Dr. Jennifer Durenberger first began working on the racetrack in 1991 as a veterinary assistant at what was then Canterbury Downs in Shakopee, MN. She received her veterinary degree from Cornell University in 2002.
Following an internship at Rood and Riddle Equine Hospital in Lexington, KY, and a short time in private practice, Dr. Durenberger went back to the racetrack. She was employed as an association veterinarian for the New York Racing Association from 2003 to 2008, at Aqueduct, Belmont Park, and Saratoga. She left New York for California in 2008, working as commission veterinarian for the California Horse Racing Board from 2008 to 2010 at Hollywood Park, Santa Anita, Fairplex and Los Alamitos while completing a law degree.
Following a term as an association steward at Delta Downs in Louisiana, Dr. Durenberger accepted the position of Director of Racing for the Massachusetts Gaming Commission. Serving in that capacity from 2012 to 2015, she oversaw and was the responsible regulatory authority for all pari-mutuel and racing-related activities at the Commonwealth’s Standardbred, Thoroughbred, and simulcasting facilities. She currently operates a consulting business based in Saratoga Springs, NY.

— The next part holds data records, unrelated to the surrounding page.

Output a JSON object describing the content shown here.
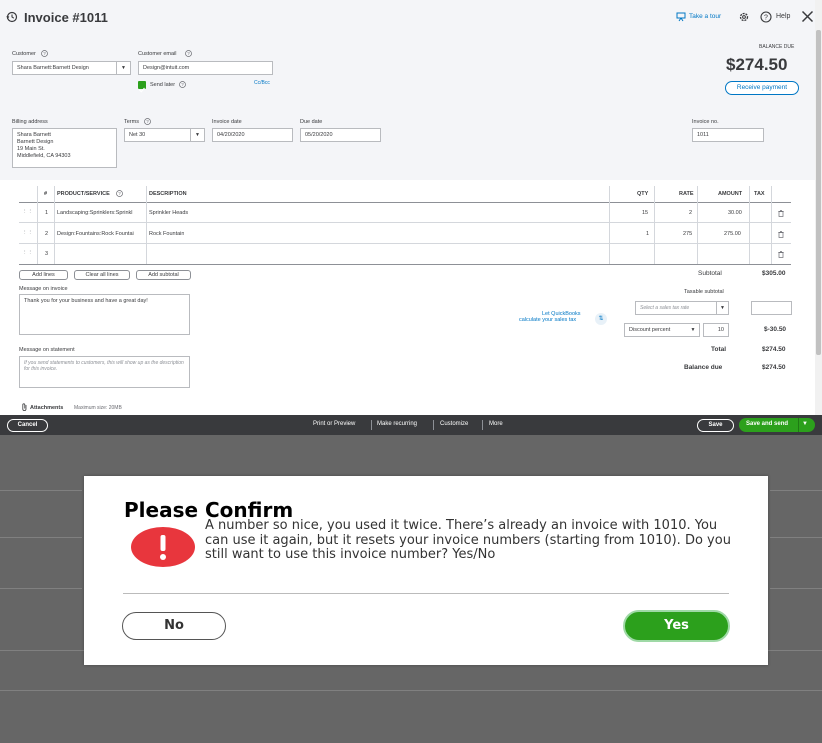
{
  "header": {
    "title": "Invoice #1011",
    "take_tour": "Take a tour",
    "help": "Help",
    "balance_due_label": "BALANCE DUE",
    "balance_due_amount": "$274.50",
    "receive_payment": "Receive payment"
  },
  "customer": {
    "customer_label": "Customer",
    "customer_value": "Shara Barnett:Barnett Design",
    "email_label": "Customer email",
    "email_value": "Design@intuit.com",
    "send_later": "Send later",
    "cc_bcc": "Cc/Bcc",
    "billing_label": "Billing address",
    "billing_lines": [
      "Shara Barnett",
      "Barnett Design",
      "19 Main St.",
      "Middlefield, CA  94303"
    ],
    "terms_label": "Terms",
    "terms_value": "Net 30",
    "invoice_date_label": "Invoice date",
    "invoice_date_value": "04/20/2020",
    "due_date_label": "Due date",
    "due_date_value": "05/20/2020",
    "invoice_no_label": "Invoice no.",
    "invoice_no_value": "1011"
  },
  "table": {
    "headers": {
      "num": "#",
      "product": "PRODUCT/SERVICE",
      "description": "DESCRIPTION",
      "qty": "QTY",
      "rate": "RATE",
      "amount": "AMOUNT",
      "tax": "TAX"
    },
    "rows": [
      {
        "num": "1",
        "product": "Landscaping:Sprinklers:Sprinkl",
        "description": "Sprinkler Heads",
        "qty": "15",
        "rate": "2",
        "amount": "30.00"
      },
      {
        "num": "2",
        "product": "Design:Fountains:Rock Fountai",
        "description": "Rock Fountain",
        "qty": "1",
        "rate": "275",
        "amount": "275.00"
      },
      {
        "num": "3",
        "product": "",
        "description": "",
        "qty": "",
        "rate": "",
        "amount": ""
      }
    ],
    "add_lines": "Add lines",
    "clear_all_lines": "Clear all lines",
    "add_subtotal": "Add subtotal"
  },
  "totals": {
    "subtotal_label": "Subtotal",
    "subtotal_value": "$305.00",
    "taxable_subtotal": "Taxable subtotal",
    "qb_tax_line1": "Let QuickBooks",
    "qb_tax_line2": "calculate your sales tax",
    "tax_rate_placeholder": "Select a sales tax rate",
    "discount_type": "Discount percent",
    "discount_value": "10",
    "discount_amount": "$-30.50",
    "total_label": "Total",
    "total_value": "$274.50",
    "balance_label": "Balance due",
    "balance_value": "$274.50"
  },
  "messages": {
    "invoice_label": "Message on invoice",
    "invoice_text": "Thank you for your business and have a great day!",
    "statement_label": "Message on statement",
    "statement_placeholder": "If you send statements to customers, this will show up as the description for this invoice.",
    "attachments": "Attachments",
    "max_size": "Maximum size: 20MB"
  },
  "footer": {
    "cancel": "Cancel",
    "print_preview": "Print or Preview",
    "make_recurring": "Make recurring",
    "customize": "Customize",
    "more": "More",
    "save": "Save",
    "save_and_send": "Save and send"
  },
  "dialog": {
    "title": "Please Confirm",
    "message": "A number so nice, you used it twice. There’s already an invoice with 1010. You can use it again, but it resets your invoice numbers (starting from 1010). Do you still want to use this invoice number? Yes/No",
    "no": "No",
    "yes": "Yes"
  },
  "colors": {
    "accent_green": "#2ca01c",
    "link_blue": "#0077c5",
    "alert_red": "#e8363d",
    "footer_dark": "#393a3d"
  }
}
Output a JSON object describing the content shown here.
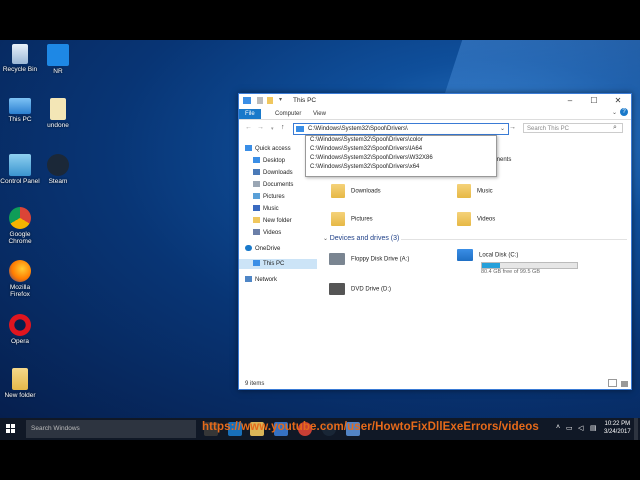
{
  "desktop_icons": [
    {
      "label": "Recycle Bin",
      "icon": "recycle-bin-icon"
    },
    {
      "label": "NR",
      "icon": "nr-app-icon"
    },
    {
      "label": "This PC",
      "icon": "this-pc-icon"
    },
    {
      "label": "undone",
      "icon": "document-icon"
    },
    {
      "label": "Control Panel",
      "icon": "control-panel-icon"
    },
    {
      "label": "Steam",
      "icon": "steam-icon"
    },
    {
      "label": "Google Chrome",
      "icon": "chrome-icon"
    },
    {
      "label": "Mozilla Firefox",
      "icon": "firefox-icon"
    },
    {
      "label": "Opera",
      "icon": "opera-icon"
    },
    {
      "label": "New folder",
      "icon": "folder-icon"
    }
  ],
  "window": {
    "title": "This PC",
    "ribbon_tabs": [
      "File",
      "Computer",
      "View"
    ],
    "address_value": "C:\\Windows\\System32\\Spool\\Drivers\\",
    "search_placeholder": "Search This PC",
    "suggestions": [
      "C:\\Windows\\System32\\Spool\\Drivers\\color",
      "C:\\Windows\\System32\\Spool\\Drivers\\IA64",
      "C:\\Windows\\System32\\Spool\\Drivers\\W32X86",
      "C:\\Windows\\System32\\Spool\\Drivers\\x64"
    ],
    "nav": {
      "quick_access": "Quick access",
      "items": [
        "Desktop",
        "Downloads",
        "Documents",
        "Pictures",
        "Music",
        "New folder",
        "Videos"
      ],
      "onedrive": "OneDrive",
      "this_pc": "This PC",
      "network": "Network"
    },
    "folders_partial_label": "ments",
    "folders": [
      "Downloads",
      "Music",
      "Pictures",
      "Videos"
    ],
    "devices_heading": "Devices and drives (3)",
    "drives": [
      {
        "name": "Floppy Disk Drive (A:)"
      },
      {
        "name": "Local Disk (C:)",
        "free": "80.4 GB free of 99.5 GB",
        "used_fraction": 0.19
      },
      {
        "name": "DVD Drive (D:)"
      }
    ],
    "status": "9 items"
  },
  "taskbar": {
    "search_placeholder": "Search Windows",
    "overlay_url": "https://www.youtube.com/user/HowtoFixDllExeErrors/videos",
    "time": "10:22 PM",
    "date": "3/24/2017"
  },
  "colors": {
    "accent": "#1979ca",
    "url_overlay": "#e66a1a"
  }
}
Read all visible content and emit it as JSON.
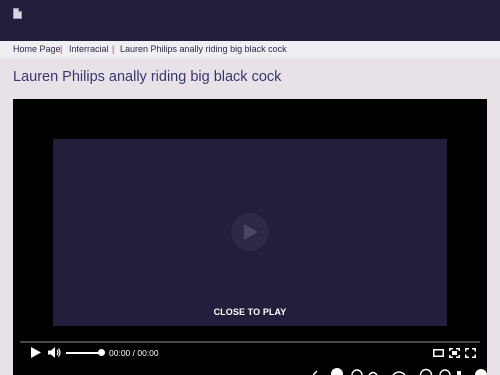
{
  "header": {
    "logo_icon": "broken-image-icon"
  },
  "breadcrumb": {
    "items": [
      "Home Page",
      "Interracial",
      "Lauren Philips anally riding big black cock"
    ],
    "separator": "|"
  },
  "page_title": "Lauren Philips anally riding big black cock",
  "player": {
    "overlay_label": "CLOSE TO PLAY",
    "time_display": "00:00 / 00:00",
    "play_icon": "play-icon",
    "volume_icon": "volume-icon",
    "theater_icon": "theater-mode-icon",
    "pip_icon": "picture-in-picture-icon",
    "fullscreen_icon": "fullscreen-icon",
    "volume_level": 1.0
  },
  "colors": {
    "header_bg": "#221e3b",
    "page_bg": "#e8e2e8",
    "title": "#3a3570",
    "separator": "#c0392b"
  }
}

Dr. Durenberger is an accredited steward and member of the Racing Officials Accreditation Program Education Committee. An at-large member of the ROAP executive board, she also serves on the American Association of Equine Practitioners Ethics and Professional Conduct Committee and on the Jockey Club’s Racing Equipment and Safety Committee.
Some of her most satisfying work comes from her involvement with the National Thoroughbred Racing Association’s Safety and Integrity Alliance.